DATA FOR ANALYSIS: Begin
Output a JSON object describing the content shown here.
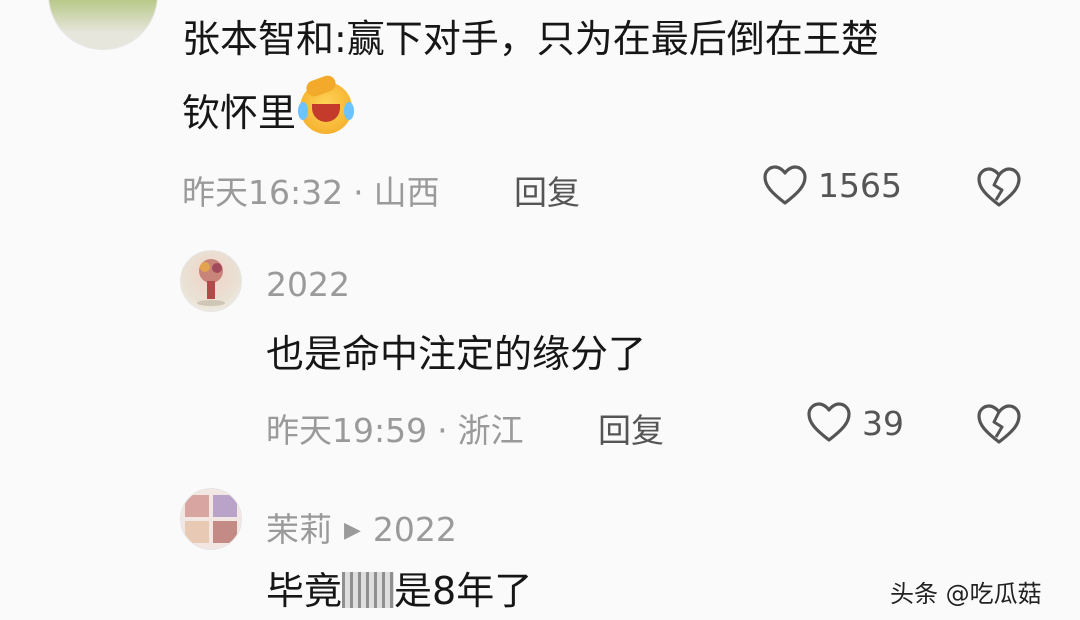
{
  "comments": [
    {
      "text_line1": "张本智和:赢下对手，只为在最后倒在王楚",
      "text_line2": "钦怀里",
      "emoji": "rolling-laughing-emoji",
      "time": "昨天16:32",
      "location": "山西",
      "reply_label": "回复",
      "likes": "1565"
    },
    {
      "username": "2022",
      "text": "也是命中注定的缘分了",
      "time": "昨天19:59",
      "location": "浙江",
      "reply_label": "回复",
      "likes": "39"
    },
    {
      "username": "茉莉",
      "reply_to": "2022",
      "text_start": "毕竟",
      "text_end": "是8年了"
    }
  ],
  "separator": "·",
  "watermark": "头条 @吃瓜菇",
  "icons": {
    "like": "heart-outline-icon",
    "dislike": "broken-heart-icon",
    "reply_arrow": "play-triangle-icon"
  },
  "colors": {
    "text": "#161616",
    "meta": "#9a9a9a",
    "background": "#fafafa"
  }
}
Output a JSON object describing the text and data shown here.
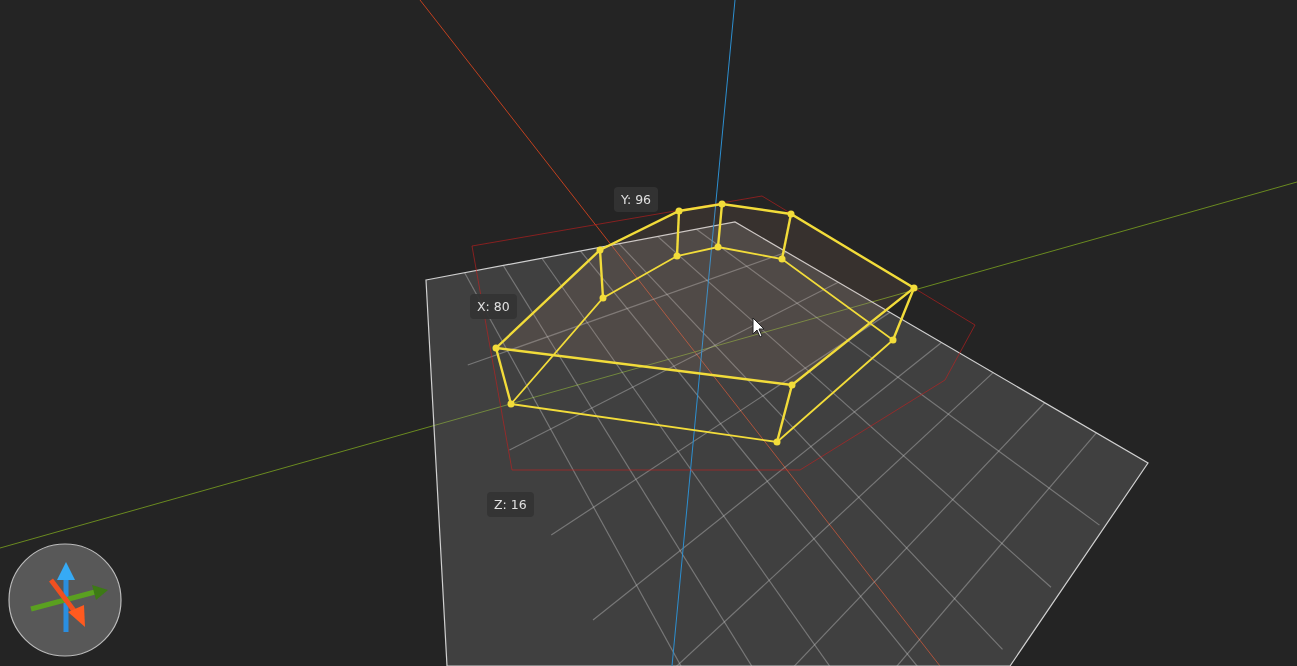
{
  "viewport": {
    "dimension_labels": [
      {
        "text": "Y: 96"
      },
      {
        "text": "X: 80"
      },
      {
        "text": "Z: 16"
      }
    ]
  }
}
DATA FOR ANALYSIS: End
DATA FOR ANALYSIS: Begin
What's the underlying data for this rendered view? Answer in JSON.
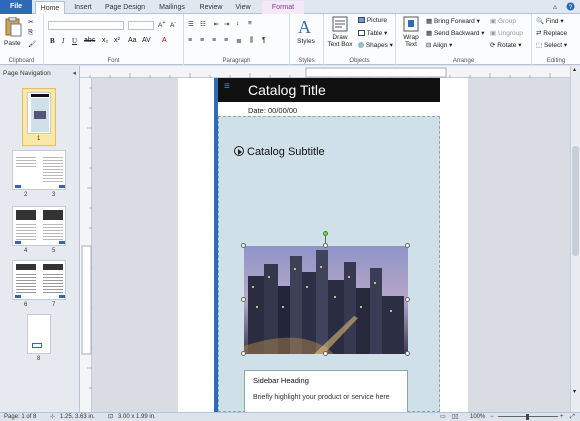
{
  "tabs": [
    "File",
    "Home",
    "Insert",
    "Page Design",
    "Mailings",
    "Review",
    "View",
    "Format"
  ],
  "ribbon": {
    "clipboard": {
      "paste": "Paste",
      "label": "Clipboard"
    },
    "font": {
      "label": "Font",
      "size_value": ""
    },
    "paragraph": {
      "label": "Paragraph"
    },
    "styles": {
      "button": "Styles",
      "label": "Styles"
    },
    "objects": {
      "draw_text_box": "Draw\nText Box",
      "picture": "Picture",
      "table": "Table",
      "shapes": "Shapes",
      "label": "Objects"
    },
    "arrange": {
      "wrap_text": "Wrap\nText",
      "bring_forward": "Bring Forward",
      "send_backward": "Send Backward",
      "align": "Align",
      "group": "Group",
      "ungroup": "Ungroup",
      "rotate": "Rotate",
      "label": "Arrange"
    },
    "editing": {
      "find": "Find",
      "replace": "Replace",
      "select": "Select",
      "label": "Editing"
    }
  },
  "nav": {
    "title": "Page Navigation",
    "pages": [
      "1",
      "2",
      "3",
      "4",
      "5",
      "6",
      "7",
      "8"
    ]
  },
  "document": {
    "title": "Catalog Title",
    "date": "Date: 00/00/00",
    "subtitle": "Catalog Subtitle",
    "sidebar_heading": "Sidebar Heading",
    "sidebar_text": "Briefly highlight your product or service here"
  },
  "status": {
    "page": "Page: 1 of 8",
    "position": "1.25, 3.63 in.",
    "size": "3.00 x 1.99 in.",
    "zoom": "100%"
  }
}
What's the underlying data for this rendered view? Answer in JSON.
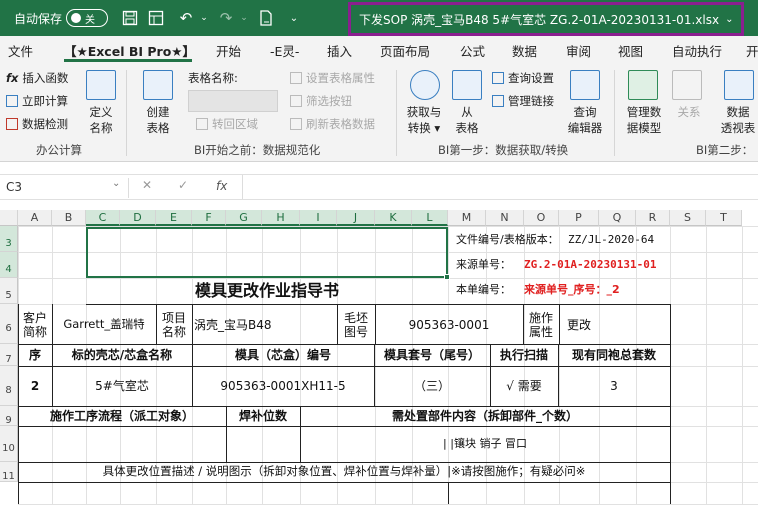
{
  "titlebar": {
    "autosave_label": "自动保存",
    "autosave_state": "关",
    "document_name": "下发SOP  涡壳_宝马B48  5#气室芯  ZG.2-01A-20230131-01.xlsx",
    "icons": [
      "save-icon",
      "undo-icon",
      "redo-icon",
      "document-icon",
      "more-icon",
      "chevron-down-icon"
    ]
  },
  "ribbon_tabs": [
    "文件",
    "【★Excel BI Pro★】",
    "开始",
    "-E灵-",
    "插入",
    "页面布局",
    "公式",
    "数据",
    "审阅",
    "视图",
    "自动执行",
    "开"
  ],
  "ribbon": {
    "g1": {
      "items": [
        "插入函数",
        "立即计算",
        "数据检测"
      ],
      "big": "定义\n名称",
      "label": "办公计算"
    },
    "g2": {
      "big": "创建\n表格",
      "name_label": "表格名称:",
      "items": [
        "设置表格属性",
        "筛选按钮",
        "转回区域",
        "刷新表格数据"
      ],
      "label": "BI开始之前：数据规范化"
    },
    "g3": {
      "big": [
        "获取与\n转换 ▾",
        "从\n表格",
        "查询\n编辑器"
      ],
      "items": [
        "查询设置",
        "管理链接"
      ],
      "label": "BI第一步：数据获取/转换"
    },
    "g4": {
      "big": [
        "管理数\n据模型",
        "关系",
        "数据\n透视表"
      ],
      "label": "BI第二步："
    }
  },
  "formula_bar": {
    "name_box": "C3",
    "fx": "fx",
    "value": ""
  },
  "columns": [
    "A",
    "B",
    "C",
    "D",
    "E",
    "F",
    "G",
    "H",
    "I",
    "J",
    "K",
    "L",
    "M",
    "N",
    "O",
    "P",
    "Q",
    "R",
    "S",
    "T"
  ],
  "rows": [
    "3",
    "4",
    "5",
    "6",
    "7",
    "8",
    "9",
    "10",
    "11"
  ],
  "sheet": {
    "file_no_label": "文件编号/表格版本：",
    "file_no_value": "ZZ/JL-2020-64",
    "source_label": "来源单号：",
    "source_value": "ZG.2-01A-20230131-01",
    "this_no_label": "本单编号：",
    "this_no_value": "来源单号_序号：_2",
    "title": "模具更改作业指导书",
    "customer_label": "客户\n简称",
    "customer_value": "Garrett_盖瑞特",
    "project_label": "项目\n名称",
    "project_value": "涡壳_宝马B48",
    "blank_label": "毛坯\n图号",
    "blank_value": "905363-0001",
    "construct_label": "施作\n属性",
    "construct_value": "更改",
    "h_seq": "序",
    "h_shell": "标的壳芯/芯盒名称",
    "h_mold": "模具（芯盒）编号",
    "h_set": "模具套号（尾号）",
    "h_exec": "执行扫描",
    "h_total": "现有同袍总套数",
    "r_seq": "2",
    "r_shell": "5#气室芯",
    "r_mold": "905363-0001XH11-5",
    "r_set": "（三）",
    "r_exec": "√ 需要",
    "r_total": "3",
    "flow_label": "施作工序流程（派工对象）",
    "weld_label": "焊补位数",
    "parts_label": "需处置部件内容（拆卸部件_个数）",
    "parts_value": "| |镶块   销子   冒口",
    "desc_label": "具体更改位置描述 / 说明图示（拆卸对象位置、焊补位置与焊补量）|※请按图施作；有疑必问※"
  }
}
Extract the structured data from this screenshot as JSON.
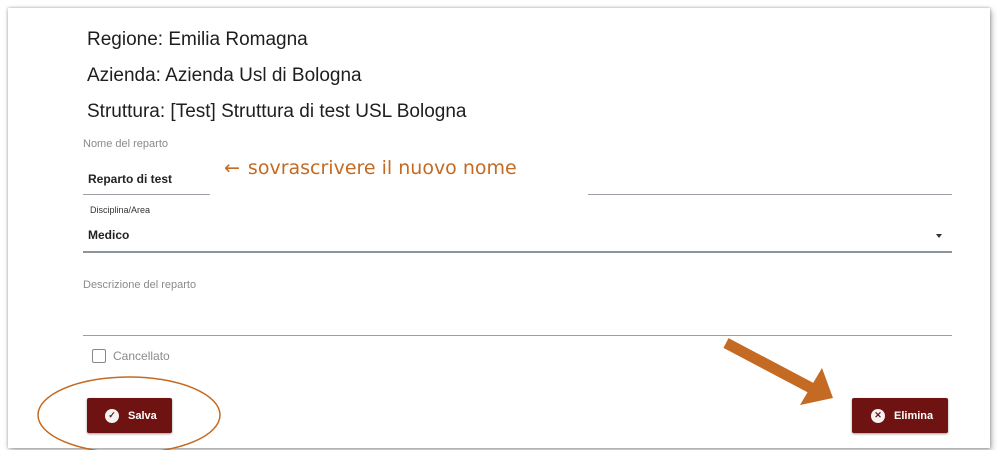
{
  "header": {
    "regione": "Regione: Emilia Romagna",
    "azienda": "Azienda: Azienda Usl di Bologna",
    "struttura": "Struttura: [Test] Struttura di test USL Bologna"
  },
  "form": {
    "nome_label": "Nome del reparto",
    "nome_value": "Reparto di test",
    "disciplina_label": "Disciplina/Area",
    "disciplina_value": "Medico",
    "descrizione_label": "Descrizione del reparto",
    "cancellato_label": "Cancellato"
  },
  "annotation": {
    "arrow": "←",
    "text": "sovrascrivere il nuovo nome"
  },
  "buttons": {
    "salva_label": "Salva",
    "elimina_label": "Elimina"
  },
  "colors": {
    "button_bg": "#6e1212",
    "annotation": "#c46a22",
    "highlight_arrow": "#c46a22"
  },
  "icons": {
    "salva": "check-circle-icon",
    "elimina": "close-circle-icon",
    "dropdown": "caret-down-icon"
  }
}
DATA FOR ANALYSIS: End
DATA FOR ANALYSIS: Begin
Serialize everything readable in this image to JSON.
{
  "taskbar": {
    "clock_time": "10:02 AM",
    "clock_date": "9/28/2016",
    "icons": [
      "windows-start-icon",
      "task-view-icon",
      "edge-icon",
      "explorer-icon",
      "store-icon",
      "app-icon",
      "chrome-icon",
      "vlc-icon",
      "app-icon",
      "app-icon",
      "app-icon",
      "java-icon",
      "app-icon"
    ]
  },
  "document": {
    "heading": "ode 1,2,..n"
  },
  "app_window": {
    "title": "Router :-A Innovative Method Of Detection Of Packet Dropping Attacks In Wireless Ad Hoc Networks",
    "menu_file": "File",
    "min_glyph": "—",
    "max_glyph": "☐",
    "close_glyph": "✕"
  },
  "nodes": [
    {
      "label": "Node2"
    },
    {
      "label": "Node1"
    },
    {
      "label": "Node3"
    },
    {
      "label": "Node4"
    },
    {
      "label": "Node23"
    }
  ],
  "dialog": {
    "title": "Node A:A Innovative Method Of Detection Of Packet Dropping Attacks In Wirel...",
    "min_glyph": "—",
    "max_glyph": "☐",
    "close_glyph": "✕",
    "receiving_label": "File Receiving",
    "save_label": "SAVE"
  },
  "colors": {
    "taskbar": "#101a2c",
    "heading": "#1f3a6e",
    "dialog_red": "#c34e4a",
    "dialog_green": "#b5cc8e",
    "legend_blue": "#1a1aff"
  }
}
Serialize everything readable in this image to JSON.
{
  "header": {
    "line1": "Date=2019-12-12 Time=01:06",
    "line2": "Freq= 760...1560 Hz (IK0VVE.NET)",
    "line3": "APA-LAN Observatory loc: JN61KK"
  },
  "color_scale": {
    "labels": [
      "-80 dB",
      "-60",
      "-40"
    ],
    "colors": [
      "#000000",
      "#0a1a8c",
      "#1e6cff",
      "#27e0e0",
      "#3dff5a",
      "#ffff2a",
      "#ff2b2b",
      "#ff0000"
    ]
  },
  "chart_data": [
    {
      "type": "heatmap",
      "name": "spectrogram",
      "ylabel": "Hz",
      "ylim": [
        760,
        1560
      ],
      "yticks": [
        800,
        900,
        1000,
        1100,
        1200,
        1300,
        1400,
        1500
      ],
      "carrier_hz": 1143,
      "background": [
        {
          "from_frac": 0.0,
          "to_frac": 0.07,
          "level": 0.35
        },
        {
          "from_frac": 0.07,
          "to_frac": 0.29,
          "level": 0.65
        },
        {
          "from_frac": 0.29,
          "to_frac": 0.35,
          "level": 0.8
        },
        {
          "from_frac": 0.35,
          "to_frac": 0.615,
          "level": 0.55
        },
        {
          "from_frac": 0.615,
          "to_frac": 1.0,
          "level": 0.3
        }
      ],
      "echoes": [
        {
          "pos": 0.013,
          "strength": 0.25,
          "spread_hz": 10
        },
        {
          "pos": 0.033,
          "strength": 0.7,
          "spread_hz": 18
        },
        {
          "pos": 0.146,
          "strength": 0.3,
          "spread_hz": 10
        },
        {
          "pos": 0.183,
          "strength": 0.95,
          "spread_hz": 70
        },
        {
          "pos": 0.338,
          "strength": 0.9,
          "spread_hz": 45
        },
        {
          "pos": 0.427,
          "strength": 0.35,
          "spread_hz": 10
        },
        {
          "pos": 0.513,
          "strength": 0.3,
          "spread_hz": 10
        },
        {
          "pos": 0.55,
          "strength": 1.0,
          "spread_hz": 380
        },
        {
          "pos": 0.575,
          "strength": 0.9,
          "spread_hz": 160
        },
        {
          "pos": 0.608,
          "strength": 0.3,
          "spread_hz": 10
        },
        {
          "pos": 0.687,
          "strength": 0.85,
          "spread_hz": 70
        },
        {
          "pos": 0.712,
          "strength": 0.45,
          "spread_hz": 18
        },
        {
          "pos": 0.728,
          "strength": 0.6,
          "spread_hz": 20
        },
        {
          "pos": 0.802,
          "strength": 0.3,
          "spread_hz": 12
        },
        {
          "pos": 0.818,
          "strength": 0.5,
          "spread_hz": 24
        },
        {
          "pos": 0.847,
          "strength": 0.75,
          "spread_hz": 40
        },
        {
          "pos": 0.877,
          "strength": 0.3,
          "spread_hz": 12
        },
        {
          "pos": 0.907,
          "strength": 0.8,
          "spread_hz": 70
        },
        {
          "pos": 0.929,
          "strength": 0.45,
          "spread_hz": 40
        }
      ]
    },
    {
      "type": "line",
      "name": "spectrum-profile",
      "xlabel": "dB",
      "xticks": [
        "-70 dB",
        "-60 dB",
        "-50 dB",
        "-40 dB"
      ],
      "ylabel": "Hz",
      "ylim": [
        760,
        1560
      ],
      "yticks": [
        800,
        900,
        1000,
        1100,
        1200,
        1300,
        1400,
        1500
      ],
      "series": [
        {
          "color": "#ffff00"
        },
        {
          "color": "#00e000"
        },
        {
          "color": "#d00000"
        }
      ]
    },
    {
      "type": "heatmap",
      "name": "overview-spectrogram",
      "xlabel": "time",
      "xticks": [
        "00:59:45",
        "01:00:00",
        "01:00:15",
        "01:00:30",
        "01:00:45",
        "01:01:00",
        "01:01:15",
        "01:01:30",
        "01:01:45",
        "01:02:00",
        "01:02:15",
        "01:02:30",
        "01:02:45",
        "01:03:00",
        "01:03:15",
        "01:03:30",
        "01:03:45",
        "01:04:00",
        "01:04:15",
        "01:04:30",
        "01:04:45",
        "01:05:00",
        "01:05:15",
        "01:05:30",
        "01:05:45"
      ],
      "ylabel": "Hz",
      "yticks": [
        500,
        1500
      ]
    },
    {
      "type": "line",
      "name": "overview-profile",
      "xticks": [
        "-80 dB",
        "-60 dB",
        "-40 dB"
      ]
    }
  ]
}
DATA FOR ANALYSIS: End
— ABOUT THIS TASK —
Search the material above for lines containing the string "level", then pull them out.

— EXERCISE OUTPUT —
          "level": 0.35
          "level": 0.65
          "level": 0.8
          "level": 0.55
          "level": 0.3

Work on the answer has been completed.